UR LEND at Strong Center for Developmental Disabilities University of Rochester

Project Website

Grant Status: Active

Training Category: Leadership Education in Neurodevelopmental and Other Related Disabilities (LEND)

Project Director(s):

Laura Silverman, PhD
Golisano Children's Hospital
University of Rochester
601 Elmwood Avenue
PO Box 671
Rochester, NY  14642-0001
Phone: 585-275-5962

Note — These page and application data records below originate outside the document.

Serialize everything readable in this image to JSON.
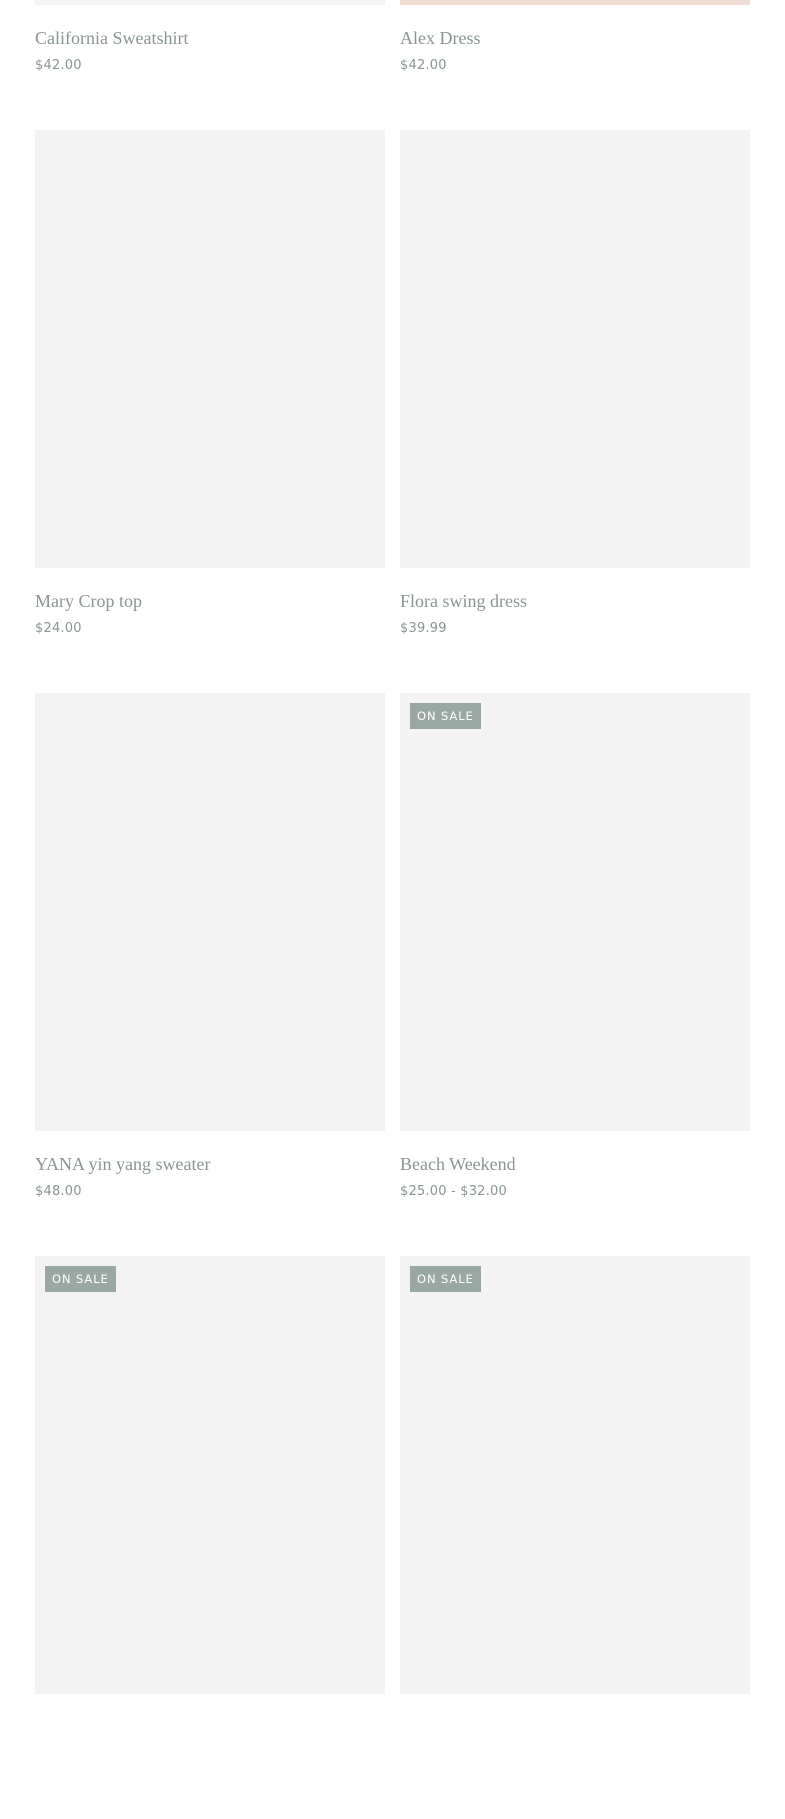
{
  "colors": {
    "placeholder_bg": "#f3f3f3",
    "badge_bg": "#9aa8a3",
    "text": "#8a9692"
  },
  "products": [
    {
      "title": "California Sweatshirt",
      "price": "$42.00",
      "on_sale": false
    },
    {
      "title": "Alex Dress",
      "price": "$42.00",
      "on_sale": false
    },
    {
      "title": "Mary Crop top",
      "price": "$24.00",
      "on_sale": false
    },
    {
      "title": "Flora swing dress",
      "price": "$39.99",
      "on_sale": false
    },
    {
      "title": "YANA yin yang sweater",
      "price": "$48.00",
      "on_sale": false
    },
    {
      "title": "Beach Weekend",
      "price": "$25.00 - $32.00",
      "on_sale": true,
      "badge": "ON SALE"
    },
    {
      "title": "",
      "price": "",
      "on_sale": true,
      "badge": "ON SALE"
    },
    {
      "title": "",
      "price": "",
      "on_sale": true,
      "badge": "ON SALE"
    }
  ]
}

Individuals with developmental disabilities, including Autism Spectrum Disorders (ASD/DD) in upstate New York State lack adequate access to effective, person- and family-centered, culturally responsive, community-based, economical, and coordinated services and supports. Those with ASD/DD in urban and rural settings are especially underserved. Gaps in services to transition-age youth with special health care needs also remain significant. In addition, the COVID-19 pandemic and violence against members of Black and Brown communities have exposed and intensified existing issues related to health equity, structural racism, and intersectionality. To better meet the needs of our disability community these issues must be addressed with cultural humility and mutual respect through meaningful community partnership, shared vision and leadership, and collaborative outreach and training.

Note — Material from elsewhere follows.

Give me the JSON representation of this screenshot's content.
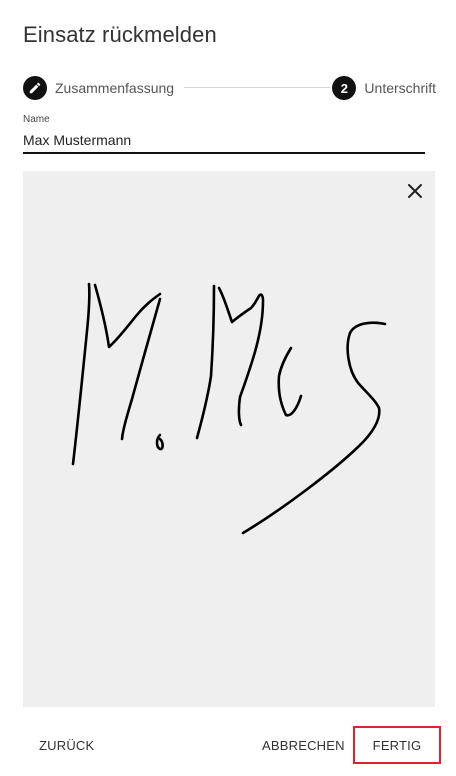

Goals and Objectives:

The University of Rochester LEND (UR LEND) program, in collaboration with colleges and university partners in 14 disciplines, trains health professionals and advocates to provide professional and community education, deliver state-of-the-art service, and engage in research and advocacy, and policy opportunities using a person-centered, interdisciplinary approach to improve the health of children and adults with, or at risk for, ASD/DD and to support their families along the life course. UR LEND funding cycle priorities include disability advocacy, person- and family-centered care, and equitable community-partnered health. UR LEND is committed to community integration, addressing health inequities, expanding the diversity of self-advocate trainees to include those with ASD and/or intellectual disability, and ensuring that the voices and experiences of individuals with ASD/DD and their families inform and guide teaching and learning content. These priorities will also enhance clinical, leadership, policy, and research training. UR LEND's flexible core curriculum accommodates the differing needs of advocate trainees and trainees in degree-seeking programs through both didactic and experiential methodologies, encompassing MCH Leadership Competencies.


Program data are collected continuously over the year and are submitted annually to MCHB via the AUCD NIRS system and LPQI Network. Close monitoring permits regular integration of feedback for ongoing faculty professional development, trainee supervision, and programmatic improvement. The UR LEND program has a history of success, with 109 long-term trainees and 379 medium-term trainees mastering MCH Leadership Competencies in the past five years, and 317 individual long term leadership trainees since its inception in 1994.

Date Last Reviewed: